**TASK GOAL:** Return a copy of every line in the records that includes the word "from".

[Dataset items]
[Start of section]
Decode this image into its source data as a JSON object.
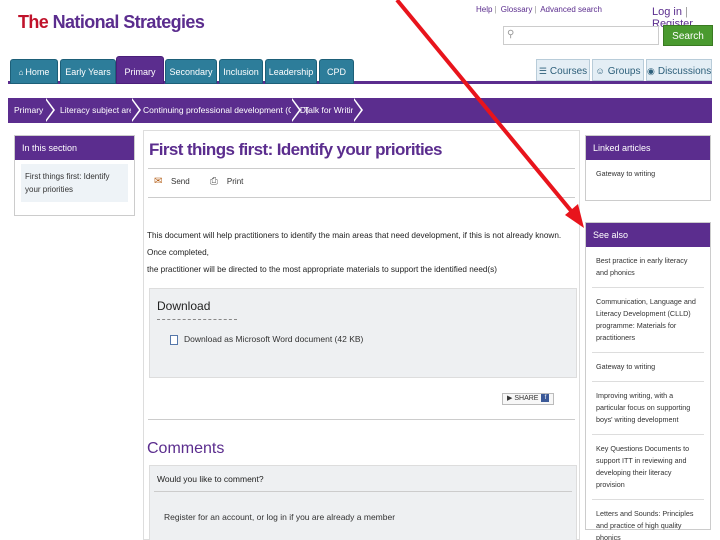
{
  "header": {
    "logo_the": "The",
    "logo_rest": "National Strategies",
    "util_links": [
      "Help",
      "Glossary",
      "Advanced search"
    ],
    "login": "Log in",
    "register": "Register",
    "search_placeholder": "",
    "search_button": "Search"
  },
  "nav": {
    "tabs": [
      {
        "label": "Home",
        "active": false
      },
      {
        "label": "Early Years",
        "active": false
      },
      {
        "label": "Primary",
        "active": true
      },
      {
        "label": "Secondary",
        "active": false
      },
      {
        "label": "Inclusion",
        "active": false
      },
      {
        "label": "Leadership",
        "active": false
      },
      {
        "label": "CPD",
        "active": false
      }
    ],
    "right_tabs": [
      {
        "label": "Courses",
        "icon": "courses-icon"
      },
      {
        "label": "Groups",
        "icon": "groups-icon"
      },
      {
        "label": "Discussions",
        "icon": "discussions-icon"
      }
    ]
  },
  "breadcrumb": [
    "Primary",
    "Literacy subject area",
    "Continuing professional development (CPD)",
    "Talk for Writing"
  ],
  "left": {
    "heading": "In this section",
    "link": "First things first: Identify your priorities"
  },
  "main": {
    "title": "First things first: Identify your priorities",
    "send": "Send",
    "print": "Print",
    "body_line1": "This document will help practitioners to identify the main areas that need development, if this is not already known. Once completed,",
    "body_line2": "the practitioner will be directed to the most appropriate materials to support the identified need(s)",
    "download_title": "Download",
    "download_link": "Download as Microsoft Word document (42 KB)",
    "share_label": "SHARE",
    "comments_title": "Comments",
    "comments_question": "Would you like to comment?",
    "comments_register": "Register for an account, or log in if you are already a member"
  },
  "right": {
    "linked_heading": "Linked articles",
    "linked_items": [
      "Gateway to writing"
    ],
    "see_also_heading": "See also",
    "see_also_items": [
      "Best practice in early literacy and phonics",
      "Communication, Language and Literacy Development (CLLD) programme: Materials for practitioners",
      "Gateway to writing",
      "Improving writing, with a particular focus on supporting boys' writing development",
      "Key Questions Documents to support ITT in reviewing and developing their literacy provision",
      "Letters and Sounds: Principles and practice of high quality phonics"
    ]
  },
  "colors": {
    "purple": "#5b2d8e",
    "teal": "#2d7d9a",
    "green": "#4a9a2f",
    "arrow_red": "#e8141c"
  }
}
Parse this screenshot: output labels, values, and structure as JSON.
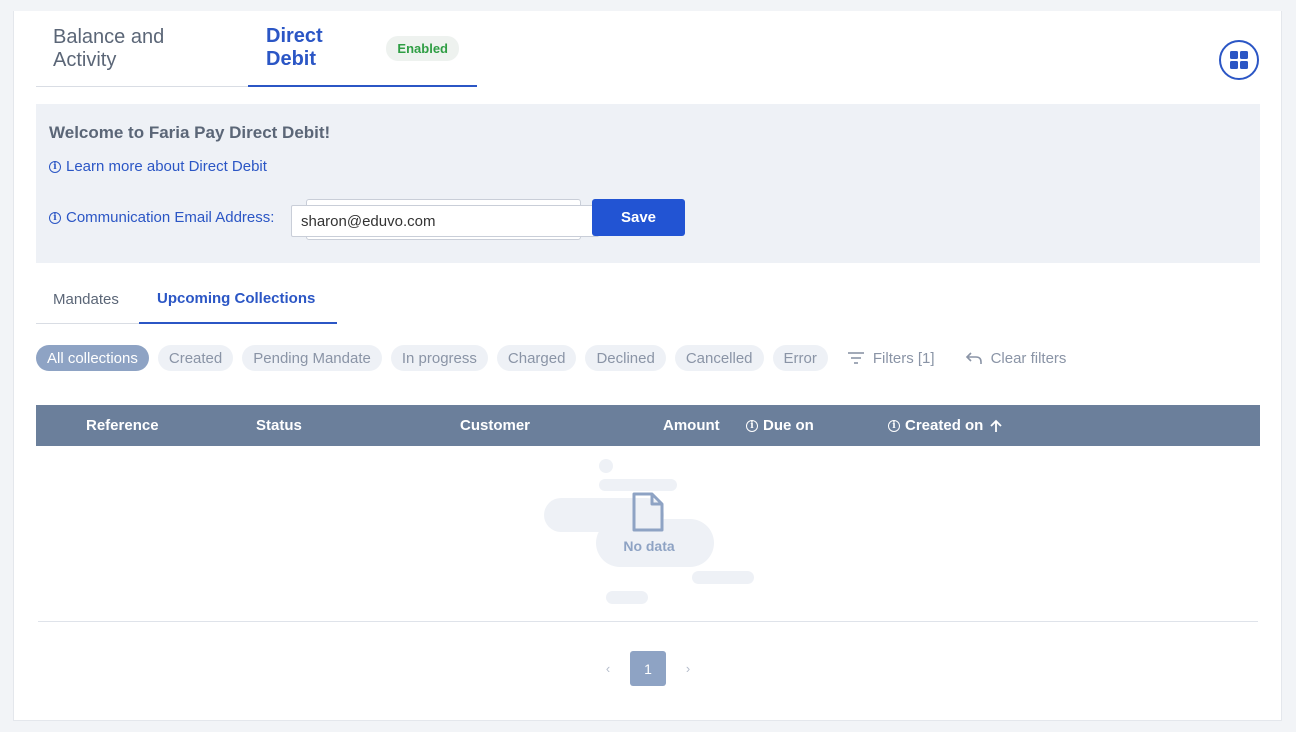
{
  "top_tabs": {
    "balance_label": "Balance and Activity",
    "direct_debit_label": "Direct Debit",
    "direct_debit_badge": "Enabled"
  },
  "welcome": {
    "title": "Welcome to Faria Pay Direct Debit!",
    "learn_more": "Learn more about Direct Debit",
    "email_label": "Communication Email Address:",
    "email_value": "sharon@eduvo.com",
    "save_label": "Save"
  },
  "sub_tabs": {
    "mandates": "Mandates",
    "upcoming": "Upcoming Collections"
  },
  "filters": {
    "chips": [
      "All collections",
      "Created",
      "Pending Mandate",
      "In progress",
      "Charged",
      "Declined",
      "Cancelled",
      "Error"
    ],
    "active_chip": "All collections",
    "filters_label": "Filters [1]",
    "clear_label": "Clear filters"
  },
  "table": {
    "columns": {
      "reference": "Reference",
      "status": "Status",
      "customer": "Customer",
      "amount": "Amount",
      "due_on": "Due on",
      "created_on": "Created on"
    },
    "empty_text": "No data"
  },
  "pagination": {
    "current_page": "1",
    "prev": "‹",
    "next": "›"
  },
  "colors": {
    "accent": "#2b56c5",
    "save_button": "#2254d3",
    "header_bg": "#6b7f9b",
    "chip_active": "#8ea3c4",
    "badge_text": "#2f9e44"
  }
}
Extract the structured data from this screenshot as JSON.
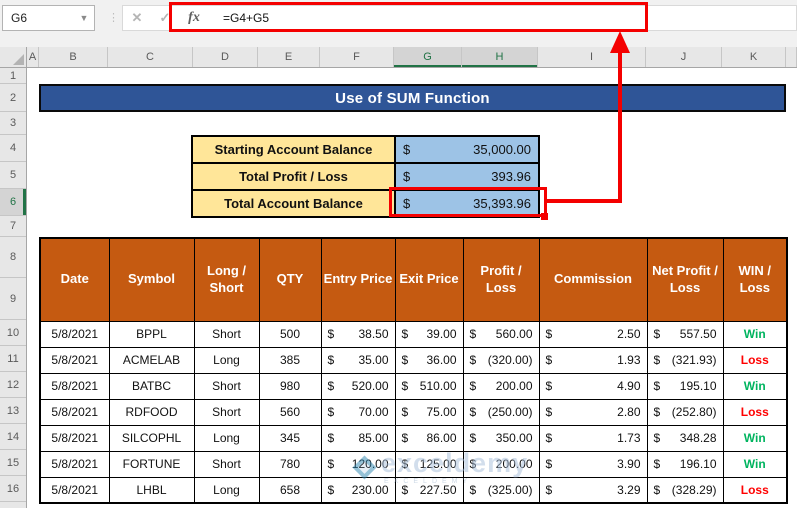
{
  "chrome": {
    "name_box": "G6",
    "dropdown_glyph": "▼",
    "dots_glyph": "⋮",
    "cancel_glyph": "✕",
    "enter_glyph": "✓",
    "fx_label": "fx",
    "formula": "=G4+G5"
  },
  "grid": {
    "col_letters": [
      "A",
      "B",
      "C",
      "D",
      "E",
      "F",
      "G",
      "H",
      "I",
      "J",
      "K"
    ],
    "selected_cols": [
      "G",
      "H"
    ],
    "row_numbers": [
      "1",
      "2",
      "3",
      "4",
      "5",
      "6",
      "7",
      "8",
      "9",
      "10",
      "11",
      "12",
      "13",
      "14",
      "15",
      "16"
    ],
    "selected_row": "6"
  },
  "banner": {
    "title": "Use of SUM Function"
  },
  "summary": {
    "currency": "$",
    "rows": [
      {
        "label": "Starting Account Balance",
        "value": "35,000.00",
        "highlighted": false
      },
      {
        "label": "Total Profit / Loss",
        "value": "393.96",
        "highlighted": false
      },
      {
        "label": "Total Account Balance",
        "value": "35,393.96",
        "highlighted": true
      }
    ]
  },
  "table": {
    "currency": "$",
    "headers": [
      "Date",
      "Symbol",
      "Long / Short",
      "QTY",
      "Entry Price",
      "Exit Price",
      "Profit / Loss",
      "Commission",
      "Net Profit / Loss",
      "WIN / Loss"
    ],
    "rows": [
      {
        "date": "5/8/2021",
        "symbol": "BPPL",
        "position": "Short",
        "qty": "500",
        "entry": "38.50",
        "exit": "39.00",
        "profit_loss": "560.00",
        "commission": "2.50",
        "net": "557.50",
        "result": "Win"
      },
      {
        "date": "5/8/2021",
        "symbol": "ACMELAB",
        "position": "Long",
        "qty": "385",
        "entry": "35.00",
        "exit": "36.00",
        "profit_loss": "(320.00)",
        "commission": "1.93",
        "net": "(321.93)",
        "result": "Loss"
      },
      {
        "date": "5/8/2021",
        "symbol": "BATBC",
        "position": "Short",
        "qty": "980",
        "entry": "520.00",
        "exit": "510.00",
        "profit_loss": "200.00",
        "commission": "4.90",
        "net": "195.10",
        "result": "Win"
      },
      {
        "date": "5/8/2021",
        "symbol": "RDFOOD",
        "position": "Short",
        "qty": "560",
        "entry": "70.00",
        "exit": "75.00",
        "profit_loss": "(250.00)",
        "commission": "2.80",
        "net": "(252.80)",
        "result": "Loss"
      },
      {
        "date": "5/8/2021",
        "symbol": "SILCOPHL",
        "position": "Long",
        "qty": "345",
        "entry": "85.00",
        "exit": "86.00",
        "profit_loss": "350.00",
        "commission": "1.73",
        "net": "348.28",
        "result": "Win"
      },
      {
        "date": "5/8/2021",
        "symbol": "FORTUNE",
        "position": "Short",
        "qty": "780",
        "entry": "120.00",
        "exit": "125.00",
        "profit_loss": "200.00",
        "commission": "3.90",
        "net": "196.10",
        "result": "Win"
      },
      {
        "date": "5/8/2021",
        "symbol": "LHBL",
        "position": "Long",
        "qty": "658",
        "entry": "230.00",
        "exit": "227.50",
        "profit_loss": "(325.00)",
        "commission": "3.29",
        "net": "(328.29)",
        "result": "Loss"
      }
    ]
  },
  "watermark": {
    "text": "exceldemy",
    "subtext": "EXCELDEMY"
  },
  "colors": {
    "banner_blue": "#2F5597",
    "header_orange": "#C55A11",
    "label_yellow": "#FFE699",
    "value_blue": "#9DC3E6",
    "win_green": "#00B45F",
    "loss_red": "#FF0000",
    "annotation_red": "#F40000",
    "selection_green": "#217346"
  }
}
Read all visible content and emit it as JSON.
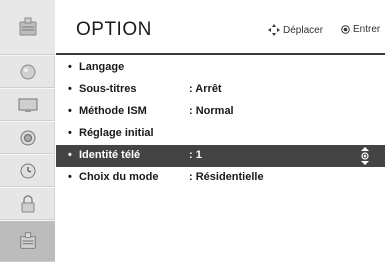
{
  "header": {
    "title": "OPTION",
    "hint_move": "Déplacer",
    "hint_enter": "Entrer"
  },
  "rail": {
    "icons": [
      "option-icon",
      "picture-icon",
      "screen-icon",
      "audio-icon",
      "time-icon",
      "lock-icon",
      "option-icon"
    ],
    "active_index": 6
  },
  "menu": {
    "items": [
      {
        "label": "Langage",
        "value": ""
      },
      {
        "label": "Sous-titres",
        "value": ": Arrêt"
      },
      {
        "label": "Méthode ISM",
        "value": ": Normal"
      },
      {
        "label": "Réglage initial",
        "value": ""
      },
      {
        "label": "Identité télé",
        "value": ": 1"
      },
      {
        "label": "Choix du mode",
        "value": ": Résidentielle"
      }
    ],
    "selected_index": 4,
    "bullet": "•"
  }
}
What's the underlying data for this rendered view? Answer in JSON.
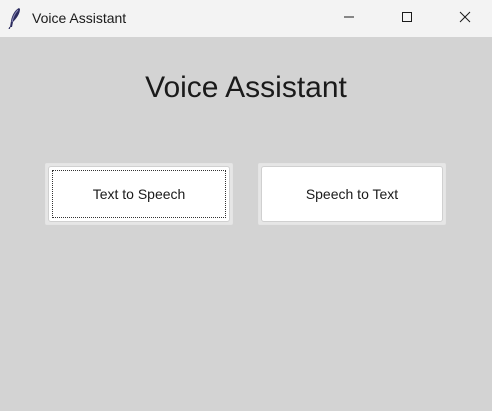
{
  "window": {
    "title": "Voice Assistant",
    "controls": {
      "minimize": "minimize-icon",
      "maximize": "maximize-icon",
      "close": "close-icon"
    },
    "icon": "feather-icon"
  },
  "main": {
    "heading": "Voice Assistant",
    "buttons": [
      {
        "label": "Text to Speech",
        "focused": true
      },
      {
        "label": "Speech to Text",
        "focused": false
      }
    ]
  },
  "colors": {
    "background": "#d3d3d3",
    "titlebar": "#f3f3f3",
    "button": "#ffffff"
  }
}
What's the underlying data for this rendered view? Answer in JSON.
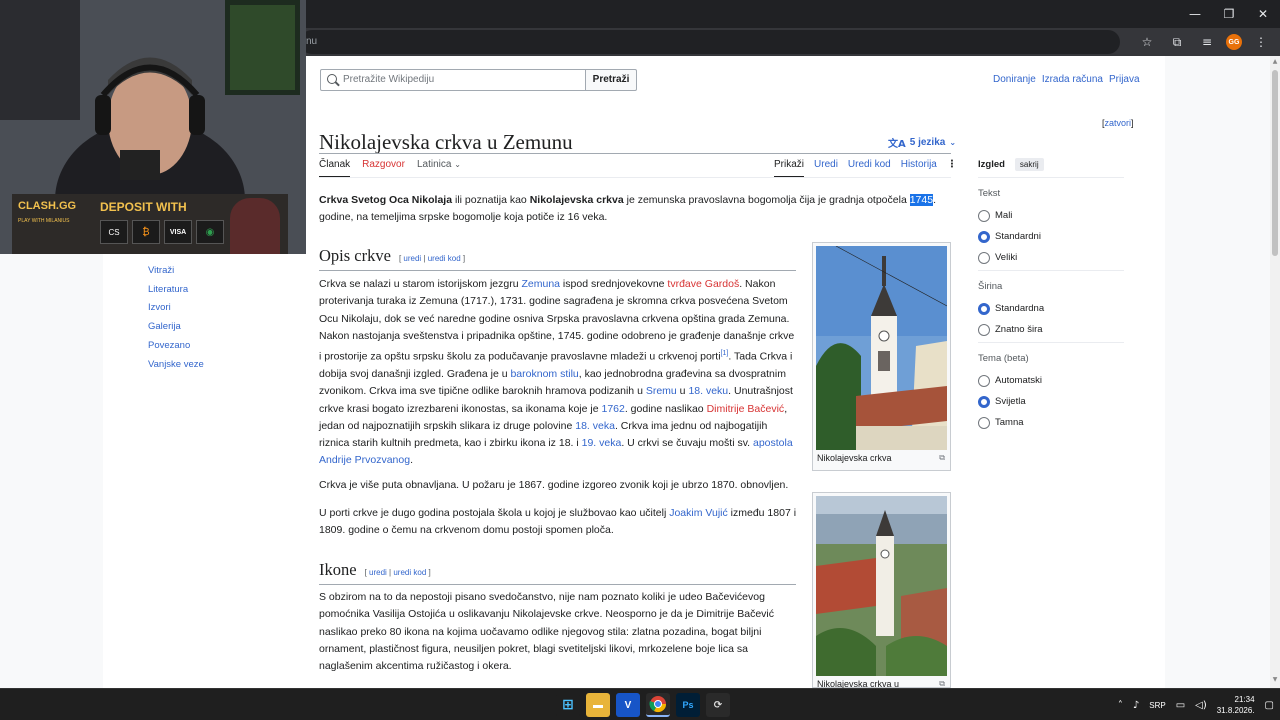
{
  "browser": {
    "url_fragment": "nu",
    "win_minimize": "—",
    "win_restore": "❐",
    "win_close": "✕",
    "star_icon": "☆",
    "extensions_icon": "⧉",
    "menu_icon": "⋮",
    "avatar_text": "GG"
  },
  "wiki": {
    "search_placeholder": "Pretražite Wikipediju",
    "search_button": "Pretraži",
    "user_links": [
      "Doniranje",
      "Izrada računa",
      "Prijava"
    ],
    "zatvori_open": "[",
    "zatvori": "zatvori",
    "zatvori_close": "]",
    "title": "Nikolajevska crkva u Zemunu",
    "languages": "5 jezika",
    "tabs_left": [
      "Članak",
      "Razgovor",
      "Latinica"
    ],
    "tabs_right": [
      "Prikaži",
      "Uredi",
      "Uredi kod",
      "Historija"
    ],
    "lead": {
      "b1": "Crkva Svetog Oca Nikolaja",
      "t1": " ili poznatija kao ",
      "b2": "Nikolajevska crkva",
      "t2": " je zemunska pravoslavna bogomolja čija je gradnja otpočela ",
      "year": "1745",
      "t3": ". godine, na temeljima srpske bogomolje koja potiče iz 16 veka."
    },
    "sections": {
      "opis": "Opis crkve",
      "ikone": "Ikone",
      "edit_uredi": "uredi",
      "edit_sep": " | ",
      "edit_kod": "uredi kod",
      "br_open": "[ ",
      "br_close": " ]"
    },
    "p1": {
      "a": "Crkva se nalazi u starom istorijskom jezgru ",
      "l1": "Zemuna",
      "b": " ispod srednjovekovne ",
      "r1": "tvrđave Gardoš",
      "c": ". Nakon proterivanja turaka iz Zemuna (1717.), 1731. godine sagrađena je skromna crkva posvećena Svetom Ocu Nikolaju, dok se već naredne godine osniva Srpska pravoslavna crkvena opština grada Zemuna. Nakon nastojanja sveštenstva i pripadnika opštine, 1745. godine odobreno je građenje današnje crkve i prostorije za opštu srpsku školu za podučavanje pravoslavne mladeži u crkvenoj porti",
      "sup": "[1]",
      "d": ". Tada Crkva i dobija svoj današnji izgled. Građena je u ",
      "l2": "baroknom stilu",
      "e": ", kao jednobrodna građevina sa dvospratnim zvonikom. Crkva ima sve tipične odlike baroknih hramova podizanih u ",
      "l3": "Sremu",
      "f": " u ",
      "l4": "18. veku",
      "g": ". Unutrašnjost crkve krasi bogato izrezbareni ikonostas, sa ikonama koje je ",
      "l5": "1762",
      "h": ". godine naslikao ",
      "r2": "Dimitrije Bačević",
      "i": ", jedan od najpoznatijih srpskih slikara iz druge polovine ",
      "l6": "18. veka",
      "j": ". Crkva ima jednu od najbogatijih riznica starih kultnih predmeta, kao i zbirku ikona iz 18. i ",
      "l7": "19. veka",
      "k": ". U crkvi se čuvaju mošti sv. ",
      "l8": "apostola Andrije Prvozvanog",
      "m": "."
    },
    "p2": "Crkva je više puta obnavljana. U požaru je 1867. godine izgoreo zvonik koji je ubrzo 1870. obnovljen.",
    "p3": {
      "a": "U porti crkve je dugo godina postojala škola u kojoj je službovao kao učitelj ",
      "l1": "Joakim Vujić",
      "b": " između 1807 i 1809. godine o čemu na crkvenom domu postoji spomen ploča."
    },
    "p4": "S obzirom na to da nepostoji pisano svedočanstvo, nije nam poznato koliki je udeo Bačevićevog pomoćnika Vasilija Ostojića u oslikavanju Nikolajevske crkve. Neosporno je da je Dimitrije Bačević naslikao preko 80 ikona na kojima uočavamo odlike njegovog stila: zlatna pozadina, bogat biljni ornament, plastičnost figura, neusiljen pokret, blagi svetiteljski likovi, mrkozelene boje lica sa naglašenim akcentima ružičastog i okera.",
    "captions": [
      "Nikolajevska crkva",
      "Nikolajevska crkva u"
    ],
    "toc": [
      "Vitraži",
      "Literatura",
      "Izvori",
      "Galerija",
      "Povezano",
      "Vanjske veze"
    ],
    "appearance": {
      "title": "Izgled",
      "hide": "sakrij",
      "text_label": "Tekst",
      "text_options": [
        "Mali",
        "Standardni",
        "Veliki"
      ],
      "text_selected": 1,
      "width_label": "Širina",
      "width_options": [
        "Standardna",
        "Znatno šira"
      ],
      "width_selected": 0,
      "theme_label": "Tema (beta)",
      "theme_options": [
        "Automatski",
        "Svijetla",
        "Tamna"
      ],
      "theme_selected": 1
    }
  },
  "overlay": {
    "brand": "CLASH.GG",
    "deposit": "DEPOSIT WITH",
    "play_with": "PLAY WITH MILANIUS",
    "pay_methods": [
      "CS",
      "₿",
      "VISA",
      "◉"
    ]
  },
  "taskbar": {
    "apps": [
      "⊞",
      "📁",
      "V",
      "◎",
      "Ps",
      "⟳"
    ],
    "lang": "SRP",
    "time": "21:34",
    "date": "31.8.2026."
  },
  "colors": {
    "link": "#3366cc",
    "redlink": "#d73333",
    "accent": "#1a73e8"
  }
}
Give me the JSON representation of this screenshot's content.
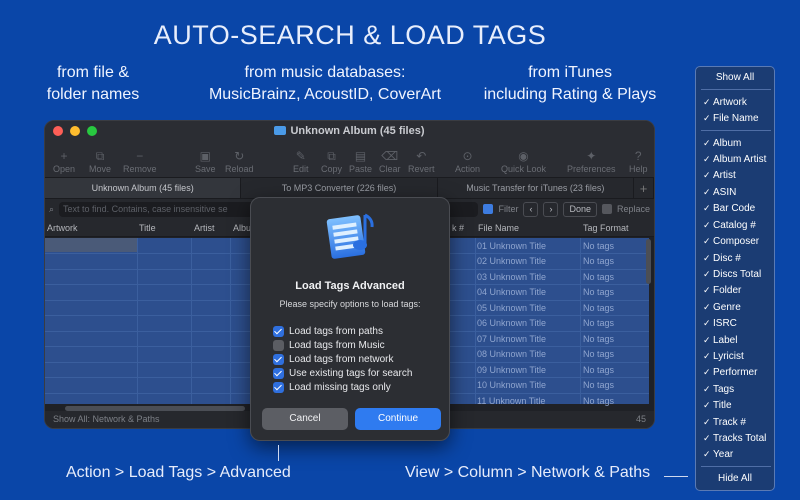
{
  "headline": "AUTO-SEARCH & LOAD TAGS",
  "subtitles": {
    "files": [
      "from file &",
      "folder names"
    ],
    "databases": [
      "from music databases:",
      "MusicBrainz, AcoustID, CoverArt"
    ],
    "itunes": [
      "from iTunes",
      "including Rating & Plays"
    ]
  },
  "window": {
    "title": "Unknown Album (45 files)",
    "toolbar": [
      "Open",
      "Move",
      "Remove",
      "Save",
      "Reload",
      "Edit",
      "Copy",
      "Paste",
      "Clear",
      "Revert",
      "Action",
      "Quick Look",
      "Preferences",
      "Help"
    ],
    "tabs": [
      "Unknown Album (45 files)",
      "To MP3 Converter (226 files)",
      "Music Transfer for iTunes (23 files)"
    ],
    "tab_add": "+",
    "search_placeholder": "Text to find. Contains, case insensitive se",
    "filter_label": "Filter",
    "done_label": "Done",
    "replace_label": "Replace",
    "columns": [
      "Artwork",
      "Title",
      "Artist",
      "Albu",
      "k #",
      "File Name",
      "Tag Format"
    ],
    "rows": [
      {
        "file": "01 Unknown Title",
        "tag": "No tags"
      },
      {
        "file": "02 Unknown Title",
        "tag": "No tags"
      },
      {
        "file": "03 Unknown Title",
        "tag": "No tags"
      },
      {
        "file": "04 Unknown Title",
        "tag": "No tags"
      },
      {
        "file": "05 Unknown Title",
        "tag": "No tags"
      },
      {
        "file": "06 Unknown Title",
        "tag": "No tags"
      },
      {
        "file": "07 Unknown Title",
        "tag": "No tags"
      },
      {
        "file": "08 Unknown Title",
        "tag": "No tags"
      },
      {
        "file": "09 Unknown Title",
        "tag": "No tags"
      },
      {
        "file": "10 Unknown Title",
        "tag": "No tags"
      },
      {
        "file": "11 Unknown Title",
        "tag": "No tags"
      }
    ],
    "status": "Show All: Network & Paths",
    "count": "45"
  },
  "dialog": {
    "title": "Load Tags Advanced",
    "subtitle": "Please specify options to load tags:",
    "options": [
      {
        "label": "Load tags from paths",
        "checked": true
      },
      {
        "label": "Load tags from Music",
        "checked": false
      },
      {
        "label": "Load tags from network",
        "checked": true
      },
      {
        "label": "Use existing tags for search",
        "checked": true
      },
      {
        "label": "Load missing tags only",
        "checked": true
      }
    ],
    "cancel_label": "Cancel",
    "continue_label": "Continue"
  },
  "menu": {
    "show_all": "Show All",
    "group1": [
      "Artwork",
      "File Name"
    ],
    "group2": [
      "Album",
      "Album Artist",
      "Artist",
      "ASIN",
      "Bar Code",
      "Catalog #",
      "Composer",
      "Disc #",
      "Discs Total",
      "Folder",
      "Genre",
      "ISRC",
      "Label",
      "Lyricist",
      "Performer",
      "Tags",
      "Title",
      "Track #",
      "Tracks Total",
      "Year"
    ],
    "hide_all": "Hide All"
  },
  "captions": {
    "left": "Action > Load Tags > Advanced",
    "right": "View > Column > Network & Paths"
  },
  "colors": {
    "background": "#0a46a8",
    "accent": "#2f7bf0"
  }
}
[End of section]
**EXERCISE ANSWER:**
Extract the structured data from this screenshot as JSON.
      "from file &",
      "from music databases:",
      "from iTunes",
        "label": "Load tags from paths",
        "label": "Load tags from Music",
        "label": "Load tags from network",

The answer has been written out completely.